───── EXTRACTED ENTRIES

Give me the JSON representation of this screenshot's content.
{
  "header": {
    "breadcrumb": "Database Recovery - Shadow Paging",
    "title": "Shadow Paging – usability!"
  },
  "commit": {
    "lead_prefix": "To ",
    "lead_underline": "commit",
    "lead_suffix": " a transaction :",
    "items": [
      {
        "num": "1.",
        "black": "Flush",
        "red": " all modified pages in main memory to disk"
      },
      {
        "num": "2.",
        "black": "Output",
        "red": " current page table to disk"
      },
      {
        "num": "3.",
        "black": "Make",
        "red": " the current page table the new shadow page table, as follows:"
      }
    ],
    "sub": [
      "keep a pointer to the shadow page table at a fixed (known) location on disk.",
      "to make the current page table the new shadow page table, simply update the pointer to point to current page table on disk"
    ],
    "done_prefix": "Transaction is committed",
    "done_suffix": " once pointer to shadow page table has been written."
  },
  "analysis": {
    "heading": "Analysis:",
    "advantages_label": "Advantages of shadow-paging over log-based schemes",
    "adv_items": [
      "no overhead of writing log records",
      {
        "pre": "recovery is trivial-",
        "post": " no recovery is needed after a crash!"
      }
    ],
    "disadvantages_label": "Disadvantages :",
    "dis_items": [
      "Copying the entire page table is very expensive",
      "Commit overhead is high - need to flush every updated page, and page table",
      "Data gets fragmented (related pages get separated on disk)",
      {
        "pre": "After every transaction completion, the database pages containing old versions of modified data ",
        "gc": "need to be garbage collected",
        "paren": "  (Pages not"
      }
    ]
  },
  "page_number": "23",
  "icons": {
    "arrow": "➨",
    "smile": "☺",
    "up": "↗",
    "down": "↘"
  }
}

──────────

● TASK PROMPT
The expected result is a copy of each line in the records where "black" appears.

● ANSWER SECTION
        "black": "Flush",
        "black": "Output",
        "black": "Make",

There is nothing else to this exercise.